-- Task requirements --
Your answer is every line of the material below in which the string "icon" occurs.

-- Data for analysis --
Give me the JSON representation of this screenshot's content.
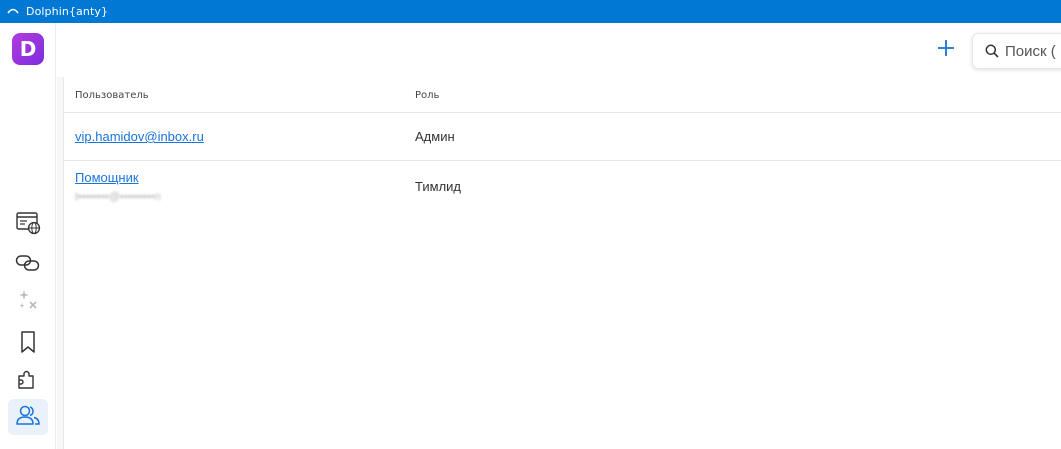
{
  "window": {
    "title": "Dolphin{anty}"
  },
  "sidebar": {
    "logo_letter": "D",
    "items": [
      {
        "icon": "browser-globe-icon"
      },
      {
        "icon": "proxy-link-icon"
      },
      {
        "icon": "sparkle-automation-icon"
      },
      {
        "icon": "bookmark-icon"
      },
      {
        "icon": "extension-puzzle-icon"
      },
      {
        "icon": "users-icon",
        "active": true
      }
    ]
  },
  "toolbar": {
    "add_icon": "plus-icon",
    "search_placeholder": "Поиск (",
    "search_icon": "search-icon"
  },
  "table": {
    "columns": [
      "Пользователь",
      "Роль"
    ],
    "rows": [
      {
        "user": "vip.hamidov@inbox.ru",
        "user_sub": "",
        "role": "Админ"
      },
      {
        "user": "Помощник",
        "user_sub": "t••••••••@•••••••••n",
        "role": "Тимлид"
      }
    ]
  },
  "colors": {
    "titlebar": "#0078d4",
    "accent": "#1a73d9",
    "logo": "#9b35df",
    "active_bg": "#e9f1fb"
  }
}
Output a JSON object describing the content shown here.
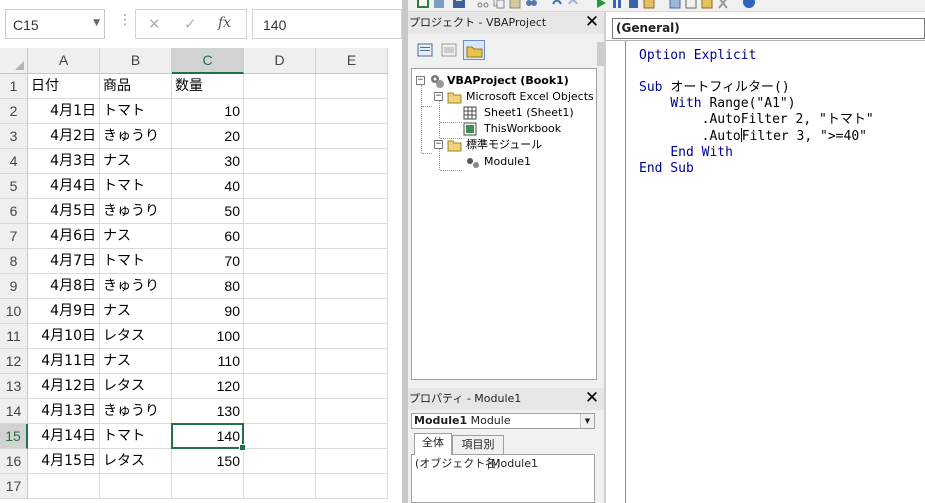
{
  "excel": {
    "name_box": "C15",
    "formula_value": "140",
    "formula_buttons": {
      "cancel": "✕",
      "enter": "✓",
      "fx": "fx"
    },
    "columns": [
      "A",
      "B",
      "C",
      "D",
      "E"
    ],
    "selected_column": "C",
    "selected_row": 15,
    "rows": [
      {
        "n": "1",
        "a": "日付",
        "b": "商品",
        "c": "数量"
      },
      {
        "n": "2",
        "a": "4月1日",
        "b": "トマト",
        "c": "10"
      },
      {
        "n": "3",
        "a": "4月2日",
        "b": "きゅうり",
        "c": "20"
      },
      {
        "n": "4",
        "a": "4月3日",
        "b": "ナス",
        "c": "30"
      },
      {
        "n": "5",
        "a": "4月4日",
        "b": "トマト",
        "c": "40"
      },
      {
        "n": "6",
        "a": "4月5日",
        "b": "きゅうり",
        "c": "50"
      },
      {
        "n": "7",
        "a": "4月6日",
        "b": "ナス",
        "c": "60"
      },
      {
        "n": "8",
        "a": "4月7日",
        "b": "トマト",
        "c": "70"
      },
      {
        "n": "9",
        "a": "4月8日",
        "b": "きゅうり",
        "c": "80"
      },
      {
        "n": "10",
        "a": "4月9日",
        "b": "ナス",
        "c": "90"
      },
      {
        "n": "11",
        "a": "4月10日",
        "b": "レタス",
        "c": "100"
      },
      {
        "n": "12",
        "a": "4月11日",
        "b": "ナス",
        "c": "110"
      },
      {
        "n": "13",
        "a": "4月12日",
        "b": "レタス",
        "c": "120"
      },
      {
        "n": "14",
        "a": "4月13日",
        "b": "きゅうり",
        "c": "130"
      },
      {
        "n": "15",
        "a": "4月14日",
        "b": "トマト",
        "c": "140"
      },
      {
        "n": "16",
        "a": "4月15日",
        "b": "レタス",
        "c": "150"
      },
      {
        "n": "17",
        "a": "",
        "b": "",
        "c": ""
      }
    ]
  },
  "project_panel": {
    "title": "プロジェクト - VBAProject",
    "close": "✕",
    "tree": {
      "project": "VBAProject (Book1)",
      "objects_folder": "Microsoft Excel Objects",
      "sheet": "Sheet1 (Sheet1)",
      "workbook": "ThisWorkbook",
      "modules_folder": "標準モジュール",
      "module": "Module1"
    }
  },
  "properties_panel": {
    "title": "プロパティ - Module1",
    "close": "✕",
    "object_name": "Module1",
    "object_type": "Module",
    "tabs": [
      "全体",
      "項目別"
    ],
    "property_name": "(オブジェクト名)",
    "property_value": "Module1"
  },
  "code_window": {
    "combo": "(General)",
    "lines": {
      "l1_kw": "Option Explicit",
      "l2_kw": "Sub ",
      "l2_name": "オートフィルター()",
      "l3_kw": "With ",
      "l3_txt": "Range(\"A1\")",
      "l4": ".AutoFilter 2, \"トマト\"",
      "l5a": ".Auto",
      "l5b": "Filter 3, \">=40\"",
      "l6": "End With",
      "l7": "End Sub"
    }
  },
  "colors": {
    "excel_green": "#217346",
    "vba_keyword": "#00008b"
  }
}
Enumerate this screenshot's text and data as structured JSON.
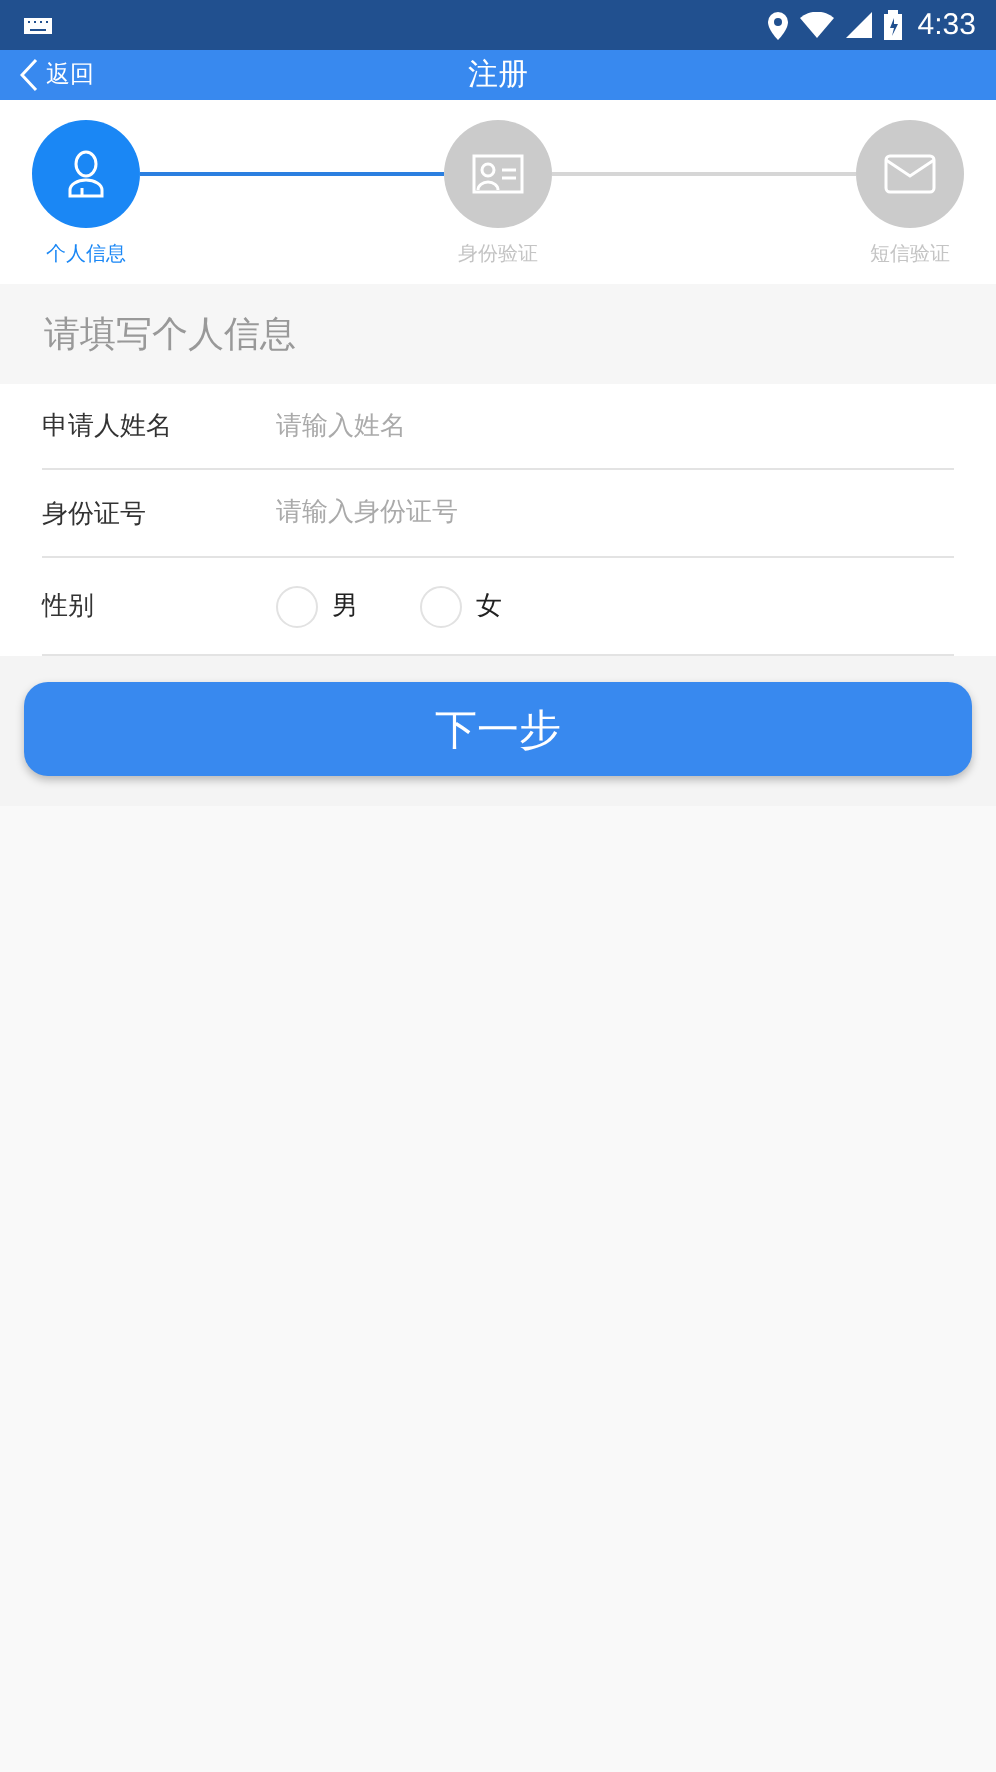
{
  "status_bar": {
    "time": "4:33"
  },
  "nav": {
    "back": "返回",
    "title": "注册"
  },
  "steps": [
    {
      "label": "个人信息",
      "kind": "person",
      "selected": true
    },
    {
      "label": "身份验证",
      "kind": "id-card",
      "selected": false
    },
    {
      "label": "短信验证",
      "kind": "mail",
      "selected": false
    }
  ],
  "section_title": "请填写个人信息",
  "fields": [
    {
      "label": "申请人姓名",
      "placeholder": "请输入姓名"
    },
    {
      "label": "身份证号",
      "placeholder": "请输入身份证号"
    }
  ],
  "gender": {
    "label": "性别",
    "options": [
      {
        "label": "男",
        "selected": false
      },
      {
        "label": "女",
        "selected": false
      }
    ]
  },
  "next_button": "下一步"
}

-- Result below --
        "icon": "browser-globe-icon"
        "icon": "proxy-link-icon"
        "icon": "sparkle-automation-icon"
        "icon": "bookmark-icon"
        "icon": "extension-puzzle-icon"
        "icon": "users-icon",
    "add_icon": "plus-icon",
    "search_icon": "search-icon"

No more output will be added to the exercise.